Space to play
“I like to keep a large open space for kids to run around but optimal storage to hide all toys and mess.”
Tamsin Johnson, Interior designer
Just as storage and order are key, so is open space. Having open space in the room allows for plenty of movement, which is essential for young children. Open space leads to open-ended play, portable play and multi-tasking both indoors and outside. An open space in the playroom is also key for developing gross-motor-skills. Ensure there is sufficient space to move, safely climb and explore. This type of open-ended, unstructured movement is essential for growing kids.
“My most used and loved purchase would have to be the Jnr.life mat. Every morning the mat comes out and Angus pulls out his favourite toys and starts playing. We actually have a second mat in his bedroom upstairs. In the evening we lay on his bedroom floor and read books. There are a lot of nice memories connected to these mats.”
Sarah Nedovic, Ceramic artist
Play pieces are a necessity but nothing can take the place of a parent playing with their child. Research indicates that talking to and playing with your baby is the single best thing for their development. Montessori play prioritises the floorbed as a safe area to foster your child’s independence, enable them to move and explore open-ended play and experience their world through movement. With a comfortable mat, like a Jnr.Life padded playmat or play.room-mate in place, the floor becomes a gathering space for the family, bringing parents and siblings to engage at the child’s own level. Play ideas include lying down to chat, reading books, looking at and playing with toys together or just simply hanging out.
In addition to enabling exploration, the cushioned floorspace also doubles as a quiet refuge, somewhere for your child to rest, imagine and reflect.
Play piece for peace
“Embrace the fact that the playspace will eventually extend to other areas of the home so choose your toys wisely. In an ideal world, wooden and no plastic.”
Kylie Buhagiar, Interior designer

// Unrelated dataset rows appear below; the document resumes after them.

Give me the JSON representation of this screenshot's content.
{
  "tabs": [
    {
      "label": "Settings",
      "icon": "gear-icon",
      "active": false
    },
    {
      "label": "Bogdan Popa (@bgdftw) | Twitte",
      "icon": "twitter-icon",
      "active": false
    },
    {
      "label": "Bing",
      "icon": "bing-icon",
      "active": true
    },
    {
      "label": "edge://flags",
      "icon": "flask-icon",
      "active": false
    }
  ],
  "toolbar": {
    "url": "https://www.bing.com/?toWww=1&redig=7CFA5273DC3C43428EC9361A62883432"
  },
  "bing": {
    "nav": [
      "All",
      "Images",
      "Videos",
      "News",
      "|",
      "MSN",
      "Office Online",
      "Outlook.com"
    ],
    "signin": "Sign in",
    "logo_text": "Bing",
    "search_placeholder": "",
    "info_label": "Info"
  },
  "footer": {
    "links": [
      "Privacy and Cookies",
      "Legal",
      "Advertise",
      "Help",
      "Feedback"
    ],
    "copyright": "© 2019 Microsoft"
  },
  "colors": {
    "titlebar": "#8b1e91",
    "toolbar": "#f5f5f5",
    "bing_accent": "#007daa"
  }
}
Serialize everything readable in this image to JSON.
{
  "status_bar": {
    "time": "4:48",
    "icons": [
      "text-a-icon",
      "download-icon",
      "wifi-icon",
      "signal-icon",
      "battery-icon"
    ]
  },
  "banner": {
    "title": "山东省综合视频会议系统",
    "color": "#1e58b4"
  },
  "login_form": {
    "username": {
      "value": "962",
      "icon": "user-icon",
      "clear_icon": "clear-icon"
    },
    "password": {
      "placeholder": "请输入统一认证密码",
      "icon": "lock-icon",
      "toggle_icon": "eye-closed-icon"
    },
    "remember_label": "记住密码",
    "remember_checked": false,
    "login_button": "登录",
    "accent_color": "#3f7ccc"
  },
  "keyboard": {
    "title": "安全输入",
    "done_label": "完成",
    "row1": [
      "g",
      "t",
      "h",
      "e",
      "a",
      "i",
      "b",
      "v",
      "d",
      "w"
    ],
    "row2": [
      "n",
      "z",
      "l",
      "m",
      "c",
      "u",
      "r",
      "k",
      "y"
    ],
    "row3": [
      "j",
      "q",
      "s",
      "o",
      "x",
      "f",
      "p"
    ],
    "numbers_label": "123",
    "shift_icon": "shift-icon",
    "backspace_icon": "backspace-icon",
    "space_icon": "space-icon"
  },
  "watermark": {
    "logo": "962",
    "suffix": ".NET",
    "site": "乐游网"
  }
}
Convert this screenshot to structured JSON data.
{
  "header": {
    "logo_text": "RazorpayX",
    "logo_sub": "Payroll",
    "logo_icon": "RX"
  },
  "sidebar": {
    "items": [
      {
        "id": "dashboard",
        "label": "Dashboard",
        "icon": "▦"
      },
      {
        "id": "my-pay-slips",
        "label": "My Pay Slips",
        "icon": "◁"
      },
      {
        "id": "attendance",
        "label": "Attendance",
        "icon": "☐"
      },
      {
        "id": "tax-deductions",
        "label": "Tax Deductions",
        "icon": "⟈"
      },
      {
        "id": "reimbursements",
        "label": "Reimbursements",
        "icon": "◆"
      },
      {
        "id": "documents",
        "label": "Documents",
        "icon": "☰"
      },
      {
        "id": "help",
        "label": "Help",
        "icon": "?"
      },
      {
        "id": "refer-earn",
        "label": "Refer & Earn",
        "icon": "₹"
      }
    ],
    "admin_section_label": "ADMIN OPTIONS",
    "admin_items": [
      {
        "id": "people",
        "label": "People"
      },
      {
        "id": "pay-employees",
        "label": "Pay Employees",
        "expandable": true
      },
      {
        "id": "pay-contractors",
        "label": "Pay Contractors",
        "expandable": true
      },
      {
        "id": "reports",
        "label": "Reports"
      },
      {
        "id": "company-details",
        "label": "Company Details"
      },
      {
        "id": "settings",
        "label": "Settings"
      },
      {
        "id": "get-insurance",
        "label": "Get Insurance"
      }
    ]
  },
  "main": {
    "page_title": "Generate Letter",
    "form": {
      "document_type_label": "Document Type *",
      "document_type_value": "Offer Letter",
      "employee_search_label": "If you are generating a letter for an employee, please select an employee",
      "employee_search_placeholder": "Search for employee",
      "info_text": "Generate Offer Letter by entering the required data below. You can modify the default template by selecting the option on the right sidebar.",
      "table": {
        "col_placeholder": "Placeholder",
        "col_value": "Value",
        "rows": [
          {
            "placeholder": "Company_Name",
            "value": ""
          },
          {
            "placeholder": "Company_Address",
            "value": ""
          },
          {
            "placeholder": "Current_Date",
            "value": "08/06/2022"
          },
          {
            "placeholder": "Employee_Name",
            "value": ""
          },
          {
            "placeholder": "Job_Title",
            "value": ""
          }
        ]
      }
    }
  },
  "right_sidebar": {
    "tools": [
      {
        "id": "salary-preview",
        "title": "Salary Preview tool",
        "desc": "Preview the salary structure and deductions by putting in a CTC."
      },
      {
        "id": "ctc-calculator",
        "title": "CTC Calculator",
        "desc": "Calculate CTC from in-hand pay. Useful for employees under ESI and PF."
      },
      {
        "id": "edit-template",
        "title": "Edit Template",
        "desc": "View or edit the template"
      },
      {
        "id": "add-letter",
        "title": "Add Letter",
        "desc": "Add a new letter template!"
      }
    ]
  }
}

Look for open-ended toys that engage rather than entertain. Playthings don’t need to light up or make noises to be fun. Rather, opt for toys made from natural materials to give the child more real experiences. It is great to choose a variety of toys that help your child develop in different ways. Play pieces to develop fine motor (small muscles), gross motor (big muscles), art and music, books, and open-ended toys like blocks and wooden animals for creative play. Remember, toys can also multi-task. A wooden rainbow for instance teaches colours while also enabling children to use reason and gross-motor skills to stack the arches. Flip it over and watch it balance or incorporate it in open-ended play. Be mindful of also including a combination of challenging items, such as a puzzle with more familiar pieces for more relaxed play.